I felt something taken from us as humans. Cue Flotsam and Jetsam, because I felt like Ariel in The Little Mermaid. I felt the entirety of humans’ voices being robbed, ironically, from a tool created by the same humans. (Sadness).
I’d say of every prompt I gave it, 30% came back terrible and 70% came back, well, meh, to okay. And, as naive as it sounds, meh-to-okay was way better than I thought I’d ever see from a non-human.
Leaning into courage
I found myself in a career-existential crisis. I was no stranger to career instability – I was part of the internet boom and experienced my fair share of making it through intense layoffs. But I had never thought in a million years that a bot could ever take my job. That risk was saved for manufacturing or driving, or going to the moon. But writers?! Artists? Musicians? Never! (More denial).
Seeing what it could do and more had the potential to do, I had to lean in hard to courage. I had to practice radical acceptance and come to terms with the reality: Content AI is an inevitable future.
I’m lucky because every day at Be Courageous, we coach our clients on how to face unimaginable futures. To deny this inevitable future meant to deny my future and my place in it.
The chocolate foil mountain grew.
Taking action on the inevitable future of content AI
So, what do I do? I thought. How do we move forward as a company with our content? How do I, as a writer, make sure our content is authentic and honest, helpful, original, and uniquely us while embracing what is happening right in front of me? How do I embrace this tool as a writer?
Our courageous solution was to embrace ChatGPT, or any other content AI, by “hiring” it as an employee on our team, using it just as we do other tools like a thesaurus or dictionary. We would welcome it as not the resource but a resource we consult to inform our writing as we continue to share our learnings and inspire courage. We would use it as a thinking resource. As an aid in helping us dream of impossible things.
And to make it less insidious-feeling and possibly exert some kind of illusion of power over it, we named it.
We named our AI content tool FIN, a play on words of infinite, finite, and a fin on a shark, and good old Huckleberry Finn as a friend. We came up with Fin’s backstory, much like persona work in marketing, to humanize it. We had a little fun with this part.
Fin loves long walks on neural pathways.
Fin is a great listener.
Fin is a know-it-all but never brags.
Fin is open-minded.
Fin’s pronouns are they/them.
Fin’s favorite movie is The Never-Ending Story.
Fin’s favorite band is Pink Floyd (of course.)
There’s no going back, so are you going forward?
We’re experiencing a defining moment in history where, just like the internet, social media, and cell phones, we’ll look back and see a clear “before” and “after.”
Even if AI doesn’t replace people entirely, it will replace people who don’t use it. I hope we’ll learn as a society how to use it as a supplement rather than rely on it to replace our human thoughts.
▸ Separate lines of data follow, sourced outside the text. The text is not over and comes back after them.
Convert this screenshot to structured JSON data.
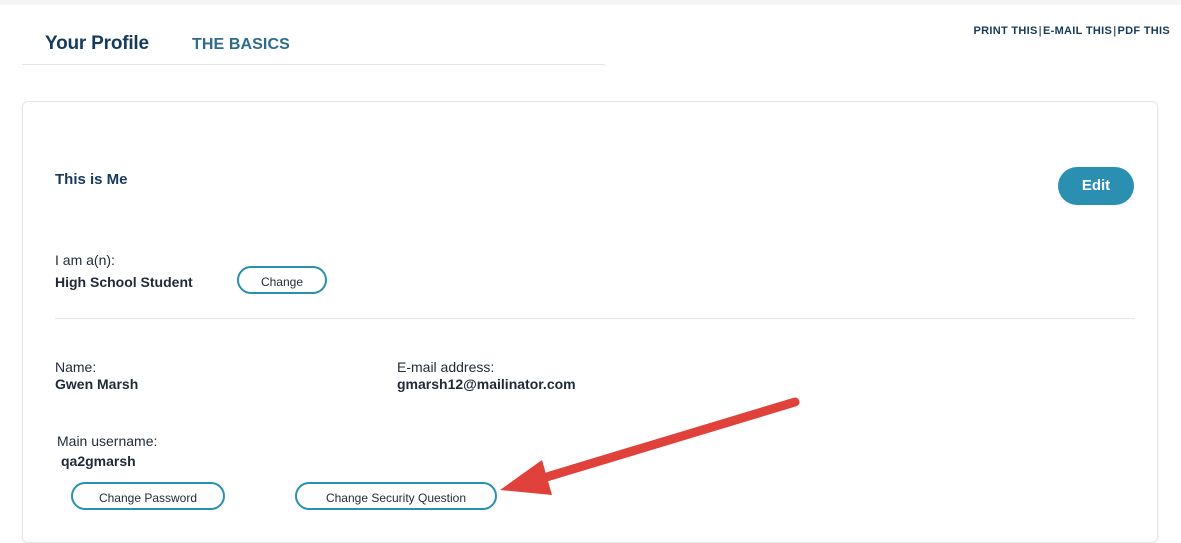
{
  "tabs": {
    "profile": "Your Profile",
    "basics": "THE BASICS"
  },
  "tools": {
    "print": "PRINT THIS",
    "email": "E-MAIL THIS",
    "pdf": "PDF THIS",
    "separator": "|"
  },
  "section": {
    "title": "This is Me",
    "edit_label": "Edit"
  },
  "role": {
    "label": "I am a(n):",
    "value": "High School Student",
    "change_label": "Change"
  },
  "name": {
    "label": "Name:",
    "value": "Gwen Marsh"
  },
  "email": {
    "label": "E-mail address:",
    "value": "gmarsh12@mailinator.com"
  },
  "username": {
    "label": "Main username:",
    "value": "qa2gmarsh"
  },
  "actions": {
    "change_password": "Change Password",
    "change_security": "Change Security Question"
  },
  "colors": {
    "accent": "#2a8fb0",
    "navy": "#163a5a",
    "annotation_arrow": "#e0413a"
  }
}
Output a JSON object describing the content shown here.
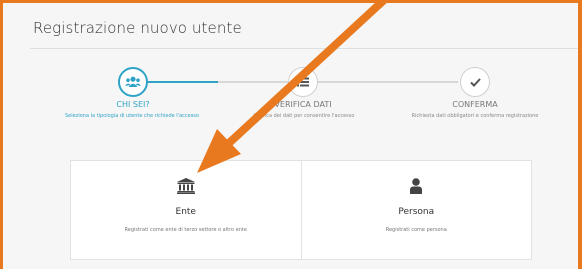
{
  "page": {
    "title": "Registrazione nuovo utente"
  },
  "wizard": {
    "steps": [
      {
        "label": "CHI SEI?",
        "description": "Seleziona la tipologia di utente che richiede l'accesso",
        "status": "active",
        "icon": "users-icon"
      },
      {
        "label": "VERIFICA DATI",
        "description": "Verifica dei dati per consentire l'accesso",
        "status": "inactive",
        "icon": "list-icon"
      },
      {
        "label": "CONFERMA",
        "description": "Richiesta dati obbligatori e conferma registrazione",
        "status": "inactive",
        "icon": "check-icon"
      }
    ]
  },
  "options": [
    {
      "title": "Ente",
      "description": "Registrati come ente di terzo settore o altro ente",
      "icon": "institution-icon"
    },
    {
      "title": "Persona",
      "description": "Registrati come persona",
      "icon": "person-icon"
    }
  ],
  "colors": {
    "accent": "#2fa3c7",
    "annotation": "#e8791f",
    "panel_bg": "#f6f6f6"
  }
}
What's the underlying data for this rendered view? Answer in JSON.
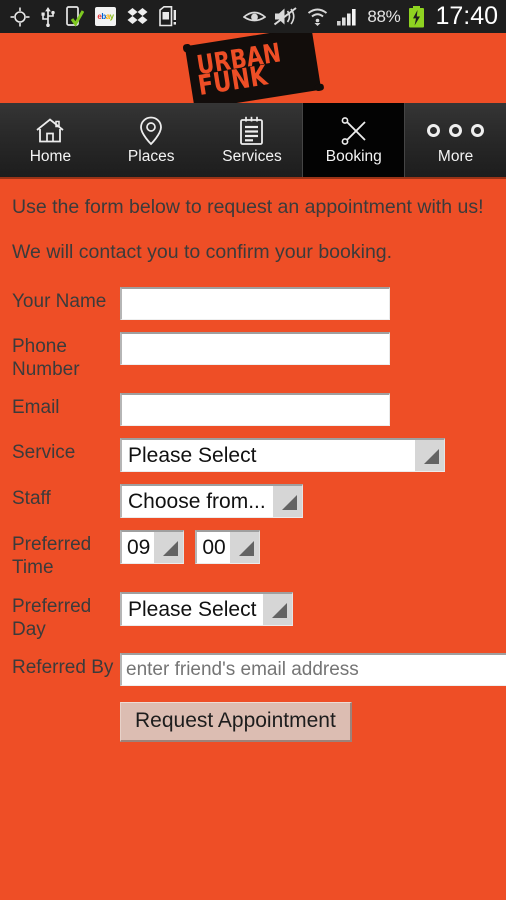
{
  "status_bar": {
    "icons": [
      {
        "name": "gps-icon",
        "glyph": "crosshair"
      },
      {
        "name": "usb-icon",
        "glyph": "usb"
      },
      {
        "name": "phone-connected-icon",
        "glyph": "phone-check"
      },
      {
        "name": "ebay-icon",
        "glyph": "ebay"
      },
      {
        "name": "dropbox-icon",
        "glyph": "dropbox"
      },
      {
        "name": "sd-card-alert-icon",
        "glyph": "sd-alert"
      },
      {
        "name": "smart-stay-eye-icon",
        "glyph": "eye"
      },
      {
        "name": "sound-mute-icon",
        "glyph": "mute"
      },
      {
        "name": "wifi-icon",
        "glyph": "wifi"
      },
      {
        "name": "cellular-signal-icon",
        "glyph": "signal"
      }
    ],
    "battery_percent": "88%",
    "battery_state": "charging",
    "clock": "17:40"
  },
  "brand": {
    "logo_line1": "URBAN",
    "logo_line2": "FUNK",
    "logo_bg": "#120d0b",
    "logo_text_color": "#EE4E26"
  },
  "theme": {
    "page_background": "#EE4E26",
    "label_color": "#3b3b3b",
    "nav_active_background": "#030303",
    "button_background": "#dcbdb2"
  },
  "nav": {
    "items": [
      {
        "label": "Home",
        "icon": "home-icon",
        "active": false
      },
      {
        "label": "Places",
        "icon": "map-pin-icon",
        "active": false
      },
      {
        "label": "Services",
        "icon": "notepad-icon",
        "active": false
      },
      {
        "label": "Booking",
        "icon": "scissors-icon",
        "active": true
      },
      {
        "label": "More",
        "icon": "three-circles-icon",
        "active": false
      }
    ]
  },
  "main": {
    "intro_line1": "Use the form below to request an appointment with us!",
    "intro_line2": "We will contact you to confirm your booking.",
    "form": {
      "name": {
        "label": "Your Name",
        "value": "",
        "placeholder": ""
      },
      "phone": {
        "label": "Phone Number",
        "value": "",
        "placeholder": ""
      },
      "email": {
        "label": "Email",
        "value": "",
        "placeholder": ""
      },
      "service": {
        "label": "Service",
        "selected": "Please Select"
      },
      "staff": {
        "label": "Staff",
        "selected": "Choose from..."
      },
      "preferred_time": {
        "label": "Preferred Time",
        "hour": "09",
        "minute": "00"
      },
      "preferred_day": {
        "label": "Preferred Day",
        "selected": "Please Select"
      },
      "referred_by": {
        "label": "Referred By",
        "value": "",
        "placeholder": "enter friend's email address"
      },
      "submit_label": "Request Appointment"
    }
  }
}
In particular, in education, this tool must be ethically managed to avoid humans losing the ability to think critically and communicate with each other.
Where will you and your company land?
Seeing an inevitable future, you’re not sure how to navigate? Reach out; we’re here to help!